The present reality and the future progress
Despite a booming economy the choice between the opportunity of the new India Inc. and the traditional Old India is seen as Indian women’s biggest barrier to high level occupations. After a promising education and initial career start, many Indian women perform what is known as “Off Ramping” where they choose to step back from their occupations to perform traditional familial roles. 73% opt for part-time work, flexible work arrangements, or a position with fewer responsibilities, compared with 58% in the U.S. and 49% in Germany.
Indian women also face significant career barriers within the workplace due to career advancement oversight. Lack of their company’s investment in their professional development is what 48% of women chose as their biggest personal barrier to promotion.
A significant lack of female role models at the top of the pyramid affects a lack of motivation and confidence for many young professional women in India. Moorthy Uppaluri, CEO of Randstad India says, “Building a pipeline of women at the executive level is the need of the hour, and it can be achieved over a period of time through conscious and concerted efforts of both corporates and the government.”

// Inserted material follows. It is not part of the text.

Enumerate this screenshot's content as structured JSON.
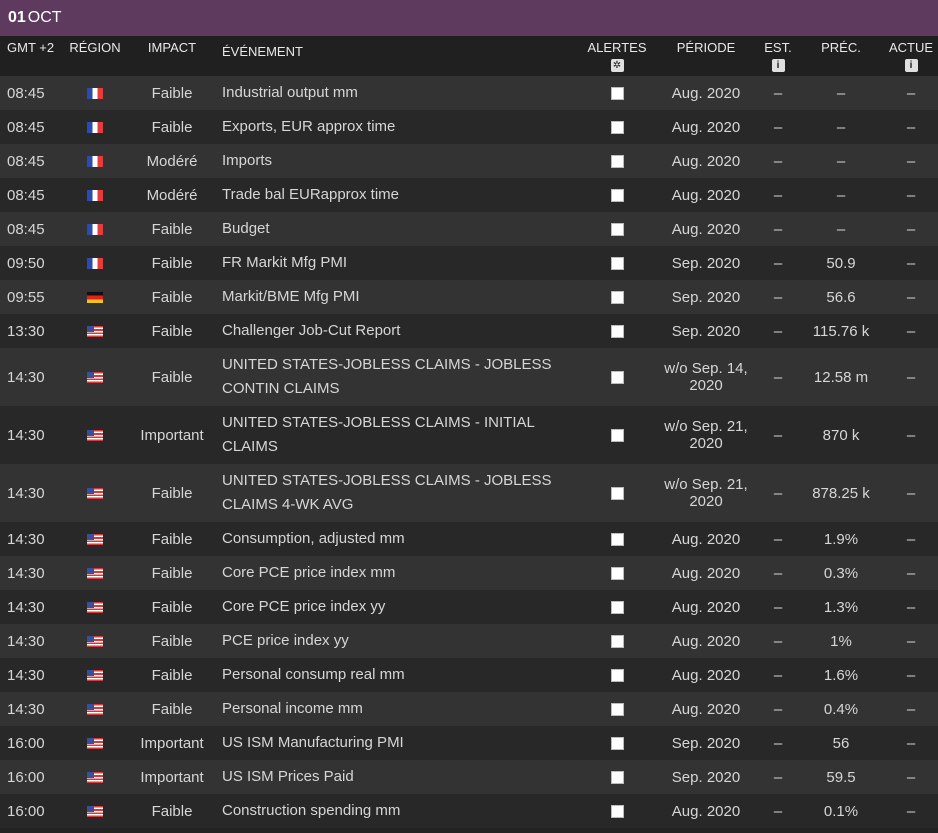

Despite the hard facts and figures there is currently a general sense of optimism among many young professional women in India. According to a survey pubished by LinkedIn, 93% Indian women believe it is possible to “have it all”, in terms of career and family life. This is significantly higher than the global average of 74%.

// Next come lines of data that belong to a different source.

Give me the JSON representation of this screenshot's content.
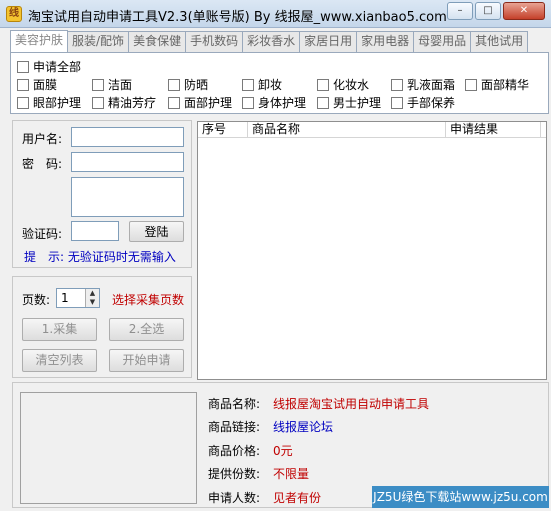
{
  "window": {
    "title": "淘宝试用自动申请工具V2.3(单账号版)  By 线报屋_www.xianbao5.com",
    "app_icon_glyph": "线",
    "min_glyph": "–",
    "max_glyph": "□",
    "close_glyph": "✕"
  },
  "tabs": [
    "美容护肤",
    "服装/配饰",
    "美食保健",
    "手机数码",
    "彩妆香水",
    "家居日用",
    "家用电器",
    "母婴用品",
    "其他试用"
  ],
  "categories": {
    "select_all": "申请全部",
    "row1": [
      "面膜",
      "洁面",
      "防晒",
      "卸妆",
      "化妆水",
      "乳液面霜",
      "面部精华"
    ],
    "row2": [
      "眼部护理",
      "精油芳疗",
      "面部护理",
      "身体护理",
      "男士护理",
      "手部保养"
    ]
  },
  "login": {
    "username_label": "用户名:",
    "password_label": "密　码:",
    "captcha_label": "验证码:",
    "login_button": "登陆",
    "hint": "提　示: 无验证码时无需输入"
  },
  "collect": {
    "pages_label": "页数:",
    "pages_value": "1",
    "pages_hint": "选择采集页数",
    "collect_button": "1.采集",
    "select_all_button": "2.全选",
    "clear_button": "清空列表",
    "start_button": "开始申请"
  },
  "list": {
    "columns": [
      "序号",
      "商品名称",
      "申请结果"
    ]
  },
  "product": {
    "name_label": "商品名称:",
    "name_value": "线报屋淘宝试用自动申请工具",
    "link_label": "商品链接:",
    "link_value": "线报屋论坛",
    "price_label": "商品价格:",
    "price_value": "0元",
    "qty_label": "提供份数:",
    "qty_value": "不限量",
    "applicants_label": "申请人数:",
    "applicants_value": "见者有份"
  },
  "watermark": "JZ5U绿色下载站www.jz5u.com",
  "colors": {
    "accent_red": "#c00000",
    "hint_blue": "#0000c0",
    "link_blue": "#0000c0",
    "watermark_bg": "#3c8dc5"
  }
}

Women in India also shared a liberating sense that in the Indian corporate world, there is a distinct lack of correlation between personal appearance and success in the workplace. 70% said a woman’s appearance was irrelevant or had no major impact on her career. While in Germany at 26%, the US at 21%, and Singapore with 20%, more women found this to be significant.
Women in India also have a more successful time finding full time, mainstream jobs after long periods of absence, namely pregnancy and the subsequent raising of children. 58% were successful compared to the U.S. at 49% and Germany at 34%. It should also be noted that India topped out on motivation to get back to full time work at 91% compared to Germanys 78%.
However, Sylvia Ann Hewlett, Chairman and CEO of the Center for Talent Innovation points out, “72% of women who want to on-ramp do not want to return to the company they left. Dissatisfaction with their rate of career progression drives almost as many women out of the workforce as childcare”. It seems that getting back to work is easy for Indian women. But regaining career momentum and trajectory can be problematic.